PG: The federal government’s efforts that were started under President Obama to limit our greenhouse gasses on a more global scale – the Clean Power Plan, the car emissions standards, things like that – clearly can have an impact. But again, the business community has seen the light in a very substantial way, in many different industries. … That’s what the public wants. They want cleaner cars, they want cars that go further on a gallon of gas, and preferably not on gas at all in the future. Wind turbines, solar panels, if we’re not going to be producing these things, or part of a global agreement to produce them or buy them, we’re going to lose out as China is poised to move into these areas in a big way – and I think will be followed by the European economies, and even India in the not too distant future is going to take a very much active role in meeting the world’s needs for these cleaner energy alternatives that we are not going to be at the forefront of producing.

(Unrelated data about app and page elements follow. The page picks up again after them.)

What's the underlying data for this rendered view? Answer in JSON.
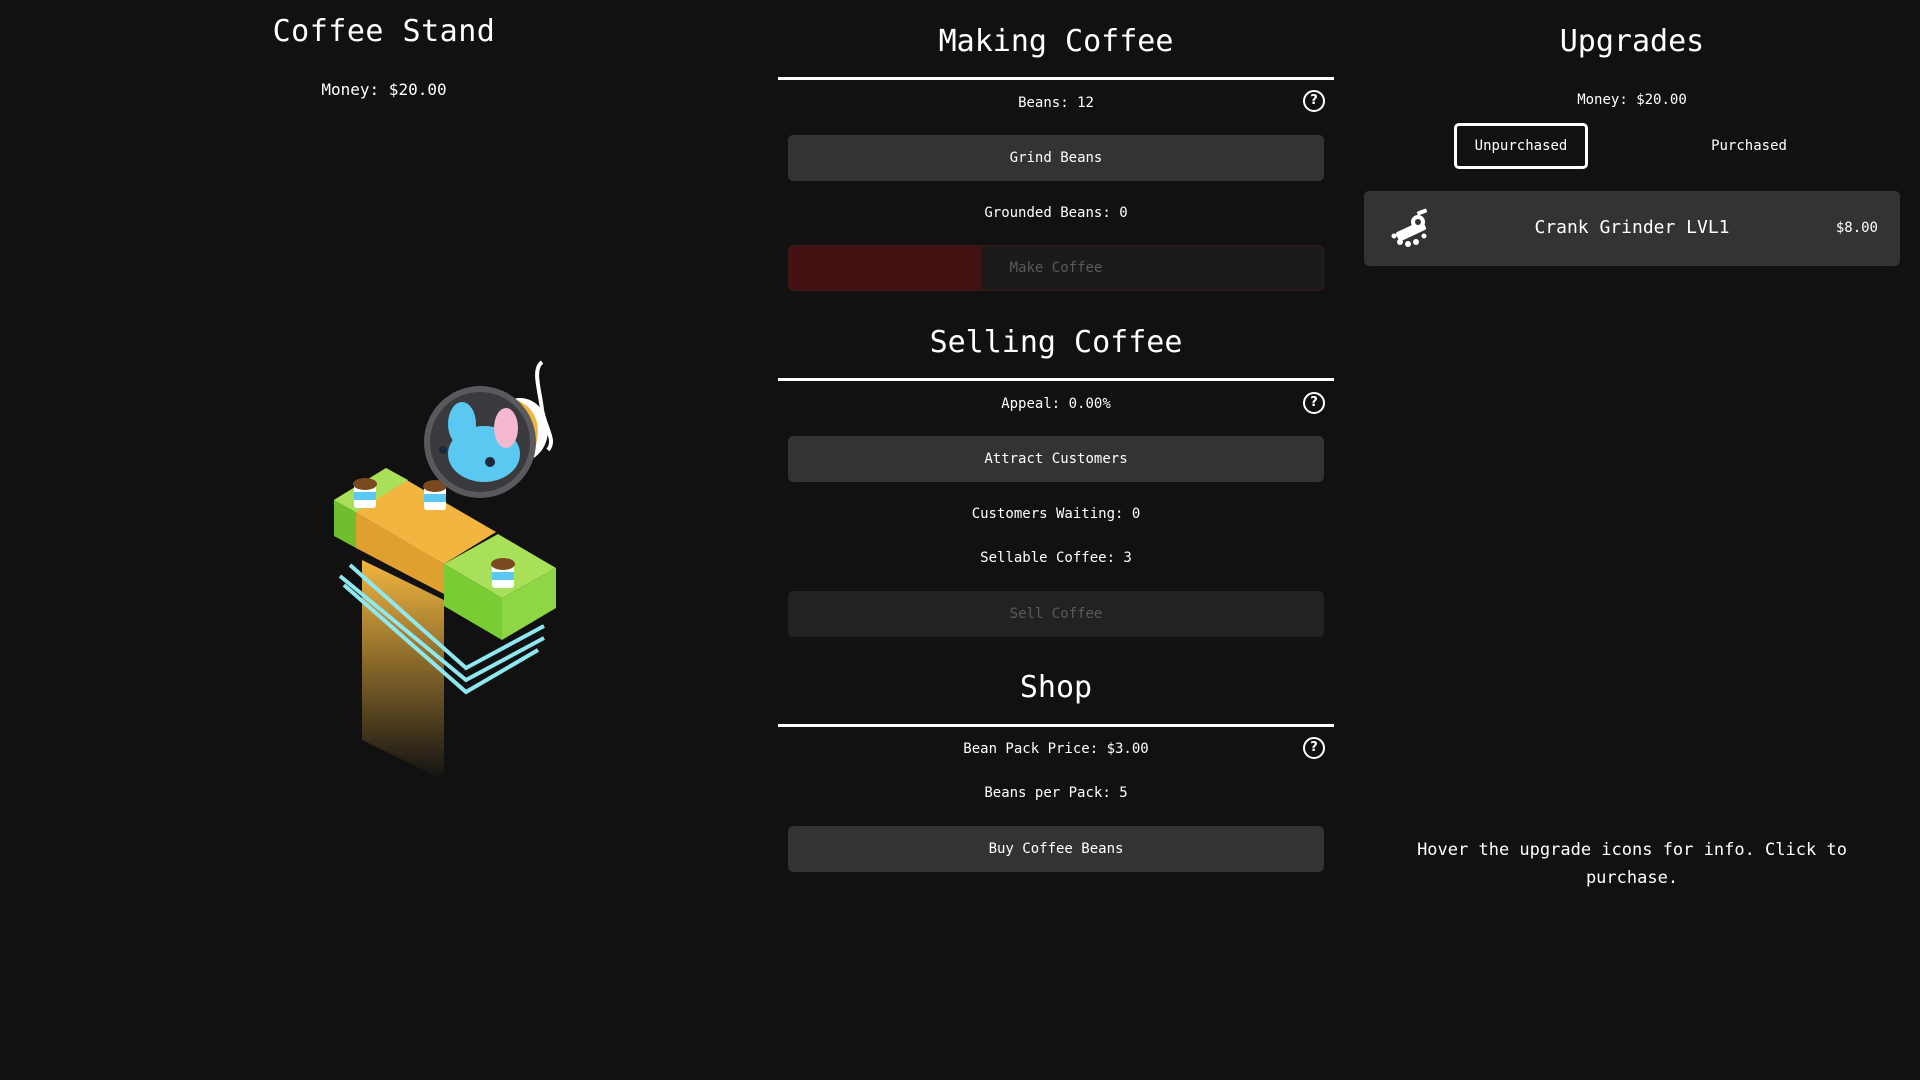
{
  "stand": {
    "title": "Coffee Stand",
    "money": "Money: $20.00"
  },
  "making": {
    "title": "Making Coffee",
    "beans": "Beans: 12",
    "grind_label": "Grind Beans",
    "grounded": "Grounded Beans: 0",
    "make_label": "Make Coffee",
    "make_progress": 0.36
  },
  "selling": {
    "title": "Selling Coffee",
    "appeal": "Appeal: 0.00%",
    "attract_label": "Attract Customers",
    "waiting": "Customers Waiting: 0",
    "sellable": "Sellable Coffee: 3",
    "sell_label": "Sell Coffee"
  },
  "shop": {
    "title": "Shop",
    "price": "Bean Pack Price: $3.00",
    "per_pack": "Beans per Pack: 5",
    "buy_label": "Buy Coffee Beans"
  },
  "upgrades": {
    "title": "Upgrades",
    "money": "Money: $20.00",
    "tabs": [
      "Unpurchased",
      "Purchased"
    ],
    "items": [
      {
        "name": "Crank Grinder LVL1",
        "price": "$8.00",
        "icon": "grinder-icon"
      }
    ],
    "hint": "Hover the upgrade icons for info. Click to purchase."
  },
  "help_glyph": "?",
  "colors": {
    "background": "#111112",
    "button": "#333334",
    "button_disabled": "#222223",
    "progress_fill": "#431313",
    "table_green": "#a8e05a",
    "table_yellow": "#f2b640",
    "neon_cyan": "#8fe8f0"
  }
}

C&S: You helped organize the first Earth Day in New York in 1970. What has been the trajectory of the environmental movement since then, and where does this latest development fit in that context?

PG: The trendline has been very strongly up since 1970. The waters are cleaner, the air is cleaner, there’s a much greater sensitivity to land use planning and dealing with issues of past environmental degradation of properties. On a whole host of areas, the trend has been solidly up. There have been little blips here and there: Republican presidents, Democratic administrations have been pretty much on board on improving car efficiencies, trying to reduce greenhouse gasses.

C&S: What has the state comptroller’s office been doing on this front?

PG: Our shareholder initiatives have been successful, with this big victory we had Wednesday with Exxon Mobil. We have got billions of dollars dedicated to investment in clean energy intiatives. Finding those is not so easy. There’s a lot of people, a lot of cash chasing these things from other pension funds and other economies. We have a low-carbon index that we’re very proud of, a $2 billion commitment that the comptroller announced in Paris, where we’ve taken stocks from our public equity portfolio whose products and business practices produce less greenhouse gasses. It’s a tailored index of a thousand companies … in which greenhouse gases are 70 percent below our normal benchmark.